== TASK BRIEF ==
The records below should be written out again, exactly.

== Excerpts from an interface dataset ==
——————

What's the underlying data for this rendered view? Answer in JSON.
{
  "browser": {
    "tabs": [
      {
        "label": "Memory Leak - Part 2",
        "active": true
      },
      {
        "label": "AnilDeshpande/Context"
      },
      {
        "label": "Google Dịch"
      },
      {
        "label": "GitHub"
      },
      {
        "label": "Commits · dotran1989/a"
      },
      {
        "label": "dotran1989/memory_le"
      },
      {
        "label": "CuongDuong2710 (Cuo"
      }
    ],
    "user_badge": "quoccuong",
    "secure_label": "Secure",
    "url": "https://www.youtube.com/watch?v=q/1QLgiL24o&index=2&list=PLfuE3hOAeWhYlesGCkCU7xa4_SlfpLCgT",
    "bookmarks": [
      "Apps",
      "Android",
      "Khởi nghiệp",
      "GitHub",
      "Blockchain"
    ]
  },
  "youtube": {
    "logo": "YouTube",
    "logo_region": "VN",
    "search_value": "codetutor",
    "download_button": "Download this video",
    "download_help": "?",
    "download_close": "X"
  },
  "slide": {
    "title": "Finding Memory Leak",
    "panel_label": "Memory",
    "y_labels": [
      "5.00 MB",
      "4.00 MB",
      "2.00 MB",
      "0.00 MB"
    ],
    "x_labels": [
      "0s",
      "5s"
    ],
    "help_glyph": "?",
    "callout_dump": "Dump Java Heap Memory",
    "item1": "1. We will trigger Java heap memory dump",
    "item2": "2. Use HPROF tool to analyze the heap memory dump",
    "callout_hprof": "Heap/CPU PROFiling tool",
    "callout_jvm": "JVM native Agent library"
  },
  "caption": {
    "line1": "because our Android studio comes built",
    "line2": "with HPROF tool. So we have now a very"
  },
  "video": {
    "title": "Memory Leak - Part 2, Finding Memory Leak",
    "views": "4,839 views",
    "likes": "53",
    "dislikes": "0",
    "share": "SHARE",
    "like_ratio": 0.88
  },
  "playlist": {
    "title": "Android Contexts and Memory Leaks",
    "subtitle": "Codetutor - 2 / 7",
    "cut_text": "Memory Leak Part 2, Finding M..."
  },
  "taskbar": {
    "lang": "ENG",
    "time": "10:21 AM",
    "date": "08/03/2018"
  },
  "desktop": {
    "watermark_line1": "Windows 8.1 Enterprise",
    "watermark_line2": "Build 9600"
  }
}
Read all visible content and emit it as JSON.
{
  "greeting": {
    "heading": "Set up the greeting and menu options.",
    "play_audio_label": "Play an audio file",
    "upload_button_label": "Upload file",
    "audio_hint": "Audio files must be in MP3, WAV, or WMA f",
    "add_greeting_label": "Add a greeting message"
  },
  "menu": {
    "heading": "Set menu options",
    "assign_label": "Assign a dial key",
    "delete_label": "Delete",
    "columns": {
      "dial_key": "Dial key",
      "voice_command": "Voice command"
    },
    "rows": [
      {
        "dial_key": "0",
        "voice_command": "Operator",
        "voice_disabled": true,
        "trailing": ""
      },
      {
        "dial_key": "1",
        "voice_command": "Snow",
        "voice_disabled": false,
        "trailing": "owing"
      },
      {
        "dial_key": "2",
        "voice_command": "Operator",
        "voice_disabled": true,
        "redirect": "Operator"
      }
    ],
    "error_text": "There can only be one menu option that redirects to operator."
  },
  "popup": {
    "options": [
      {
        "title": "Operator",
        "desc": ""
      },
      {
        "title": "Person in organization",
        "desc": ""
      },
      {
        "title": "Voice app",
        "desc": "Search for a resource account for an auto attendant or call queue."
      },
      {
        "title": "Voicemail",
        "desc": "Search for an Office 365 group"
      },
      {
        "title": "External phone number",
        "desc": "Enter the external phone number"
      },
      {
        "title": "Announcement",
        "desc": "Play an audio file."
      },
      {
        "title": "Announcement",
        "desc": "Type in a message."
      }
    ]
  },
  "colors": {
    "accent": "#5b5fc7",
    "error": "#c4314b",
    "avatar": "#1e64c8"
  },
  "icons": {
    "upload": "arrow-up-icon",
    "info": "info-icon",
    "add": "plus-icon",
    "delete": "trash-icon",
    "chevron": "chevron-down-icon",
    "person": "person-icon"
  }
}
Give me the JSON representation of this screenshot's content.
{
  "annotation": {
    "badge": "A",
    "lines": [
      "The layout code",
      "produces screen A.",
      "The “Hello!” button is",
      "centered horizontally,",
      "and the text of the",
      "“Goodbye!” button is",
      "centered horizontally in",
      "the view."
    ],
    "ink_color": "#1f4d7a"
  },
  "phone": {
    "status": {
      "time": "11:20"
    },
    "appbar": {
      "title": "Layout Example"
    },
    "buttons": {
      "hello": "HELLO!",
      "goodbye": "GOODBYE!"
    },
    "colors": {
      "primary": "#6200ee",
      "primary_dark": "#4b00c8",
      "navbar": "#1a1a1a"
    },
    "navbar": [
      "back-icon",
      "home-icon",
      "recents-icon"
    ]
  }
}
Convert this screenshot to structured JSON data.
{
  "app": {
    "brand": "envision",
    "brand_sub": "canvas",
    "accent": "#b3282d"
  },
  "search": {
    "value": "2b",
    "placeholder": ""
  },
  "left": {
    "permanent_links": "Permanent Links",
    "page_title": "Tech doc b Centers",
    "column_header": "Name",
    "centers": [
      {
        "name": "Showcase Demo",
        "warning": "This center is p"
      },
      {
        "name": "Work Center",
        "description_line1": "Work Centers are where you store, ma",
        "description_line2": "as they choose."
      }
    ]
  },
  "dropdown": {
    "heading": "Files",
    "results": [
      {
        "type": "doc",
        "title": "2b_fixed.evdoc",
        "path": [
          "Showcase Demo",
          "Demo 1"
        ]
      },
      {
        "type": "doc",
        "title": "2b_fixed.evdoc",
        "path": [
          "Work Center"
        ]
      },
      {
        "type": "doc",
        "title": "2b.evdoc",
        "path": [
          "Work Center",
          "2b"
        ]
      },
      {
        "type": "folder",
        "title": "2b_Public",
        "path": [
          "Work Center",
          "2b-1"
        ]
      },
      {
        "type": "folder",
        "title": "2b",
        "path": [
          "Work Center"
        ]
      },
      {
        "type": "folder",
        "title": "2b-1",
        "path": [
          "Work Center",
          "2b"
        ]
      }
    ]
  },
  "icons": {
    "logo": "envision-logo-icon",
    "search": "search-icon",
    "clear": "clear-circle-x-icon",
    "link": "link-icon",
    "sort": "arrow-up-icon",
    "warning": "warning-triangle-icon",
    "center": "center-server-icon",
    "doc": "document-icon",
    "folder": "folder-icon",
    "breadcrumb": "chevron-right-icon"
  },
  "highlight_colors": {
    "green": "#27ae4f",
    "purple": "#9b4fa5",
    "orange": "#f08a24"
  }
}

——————

== WRITTEN ANSWER ==
What's the underlying data for this rendered view? Answer in JSON.
{
  "browser": {
    "tabs": [
      {
        "label": "Memory Leak - Part 2",
        "active": true
      },
      {
        "label": "AnilDeshpande/Context"
      },
      {
        "label": "Google Dịch"
      },
      {
        "label": "GitHub"
      },
      {
        "label": "Commits · dotran1989/a"
      },
      {
        "label": "dotran1989/memory_le"
      },
      {
        "label": "CuongDuong2710 (Cuo"
      }
    ],
    "user_badge": "quoccuong",
    "secure_label": "Secure",
    "url": "https://www.youtube.com/watch?v=q/1QLgiL24o&index=2&list=PLfuE3hOAeWhYlesGCkCU7xa4_SlfpLCgT",
    "bookmarks": [
      "Apps",
      "Android",
      "Khởi nghiệp",
      "GitHub",
      "Blockchain"
    ]
  },
  "youtube": {
    "logo": "YouTube",
    "logo_region": "VN",
    "search_value": "codetutor",
    "download_button": "Download this video",
    "download_help": "?",
    "download_close": "X"
  },
  "slide": {
    "title": "Finding Memory Leak",
    "panel_label": "Memory",
    "y_labels": [
      "5.00 MB",
      "4.00 MB",
      "2.00 MB",
      "0.00 MB"
    ],
    "x_labels": [
      "0s",
      "5s"
    ],
    "help_glyph": "?",
    "callout_dump": "Dump Java Heap Memory",
    "item1": "1. We will trigger Java heap memory dump",
    "item2": "2. Use HPROF tool to analyze the heap memory dump",
    "callout_hprof": "Heap/CPU PROFiling tool",
    "callout_jvm": "JVM native Agent library"
  },
  "caption": {
    "line1": "because our Android studio comes built",
    "line2": "with HPROF tool. So we have now a very"
  },
  "video": {
    "title": "Memory Leak - Part 2, Finding Memory Leak",
    "views": "4,839 views",
    "likes": "53",
    "dislikes": "0",
    "share": "SHARE",
    "like_ratio": 0.88
  },
  "playlist": {
    "title": "Android Contexts and Memory Leaks",
    "subtitle": "Codetutor - 2 / 7",
    "cut_text": "Memory Leak Part 2, Finding M..."
  },
  "taskbar": {
    "lang": "ENG",
    "time": "10:21 AM",
    "date": "08/03/2018"
  },
  "desktop": {
    "watermark_line1": "Windows 8.1 Enterprise",
    "watermark_line2": "Build 9600"
  }
}
Read all visible content and emit it as JSON.
{
  "greeting": {
    "heading": "Set up the greeting and menu options.",
    "play_audio_label": "Play an audio file",
    "upload_button_label": "Upload file",
    "audio_hint": "Audio files must be in MP3, WAV, or WMA f",
    "add_greeting_label": "Add a greeting message"
  },
  "menu": {
    "heading": "Set menu options",
    "assign_label": "Assign a dial key",
    "delete_label": "Delete",
    "columns": {
      "dial_key": "Dial key",
      "voice_command": "Voice command"
    },
    "rows": [
      {
        "dial_key": "0",
        "voice_command": "Operator",
        "voice_disabled": true,
        "trailing": ""
      },
      {
        "dial_key": "1",
        "voice_command": "Snow",
        "voice_disabled": false,
        "trailing": "owing"
      },
      {
        "dial_key": "2",
        "voice_command": "Operator",
        "voice_disabled": true,
        "redirect": "Operator"
      }
    ],
    "error_text": "There can only be one menu option that redirects to operator."
  },
  "popup": {
    "options": [
      {
        "title": "Operator",
        "desc": ""
      },
      {
        "title": "Person in organization",
        "desc": ""
      },
      {
        "title": "Voice app",
        "desc": "Search for a resource account for an auto attendant or call queue."
      },
      {
        "title": "Voicemail",
        "desc": "Search for an Office 365 group"
      },
      {
        "title": "External phone number",
        "desc": "Enter the external phone number"
      },
      {
        "title": "Announcement",
        "desc": "Play an audio file."
      },
      {
        "title": "Announcement",
        "desc": "Type in a message."
      }
    ]
  },
  "colors": {
    "accent": "#5b5fc7",
    "error": "#c4314b",
    "avatar": "#1e64c8"
  },
  "icons": {
    "upload": "arrow-up-icon",
    "info": "info-icon",
    "add": "plus-icon",
    "delete": "trash-icon",
    "chevron": "chevron-down-icon",
    "person": "person-icon"
  }
}
Give me the JSON representation of this screenshot's content.
{
  "annotation": {
    "badge": "A",
    "lines": [
      "The layout code",
      "produces screen A.",
      "The “Hello!” button is",
      "centered horizontally,",
      "and the text of the",
      "“Goodbye!” button is",
      "centered horizontally in",
      "the view."
    ],
    "ink_color": "#1f4d7a"
  },
  "phone": {
    "status": {
      "time": "11:20"
    },
    "appbar": {
      "title": "Layout Example"
    },
    "buttons": {
      "hello": "HELLO!",
      "goodbye": "GOODBYE!"
    },
    "colors": {
      "primary": "#6200ee",
      "primary_dark": "#4b00c8",
      "navbar": "#1a1a1a"
    },
    "navbar": [
      "back-icon",
      "home-icon",
      "recents-icon"
    ]
  }
}
Convert this screenshot to structured JSON data.
{
  "app": {
    "brand": "envision",
    "brand_sub": "canvas",
    "accent": "#b3282d"
  },
  "search": {
    "value": "2b",
    "placeholder": ""
  },
  "left": {
    "permanent_links": "Permanent Links",
    "page_title": "Tech doc b Centers",
    "column_header": "Name",
    "centers": [
      {
        "name": "Showcase Demo",
        "warning": "This center is p"
      },
      {
        "name": "Work Center",
        "description_line1": "Work Centers are where you store, ma",
        "description_line2": "as they choose."
      }
    ]
  },
  "dropdown": {
    "heading": "Files",
    "results": [
      {
        "type": "doc",
        "title": "2b_fixed.evdoc",
        "path": [
          "Showcase Demo",
          "Demo 1"
        ]
      },
      {
        "type": "doc",
        "title": "2b_fixed.evdoc",
        "path": [
          "Work Center"
        ]
      },
      {
        "type": "doc",
        "title": "2b.evdoc",
        "path": [
          "Work Center",
          "2b"
        ]
      },
      {
        "type": "folder",
        "title": "2b_Public",
        "path": [
          "Work Center",
          "2b-1"
        ]
      },
      {
        "type": "folder",
        "title": "2b",
        "path": [
          "Work Center"
        ]
      },
      {
        "type": "folder",
        "title": "2b-1",
        "path": [
          "Work Center",
          "2b"
        ]
      }
    ]
  },
  "icons": {
    "logo": "envision-logo-icon",
    "search": "search-icon",
    "clear": "clear-circle-x-icon",
    "link": "link-icon",
    "sort": "arrow-up-icon",
    "warning": "warning-triangle-icon",
    "center": "center-server-icon",
    "doc": "document-icon",
    "folder": "folder-icon",
    "breadcrumb": "chevron-right-icon"
  },
  "highlight_colors": {
    "green": "#27ae4f",
    "purple": "#9b4fa5",
    "orange": "#f08a24"
  }
}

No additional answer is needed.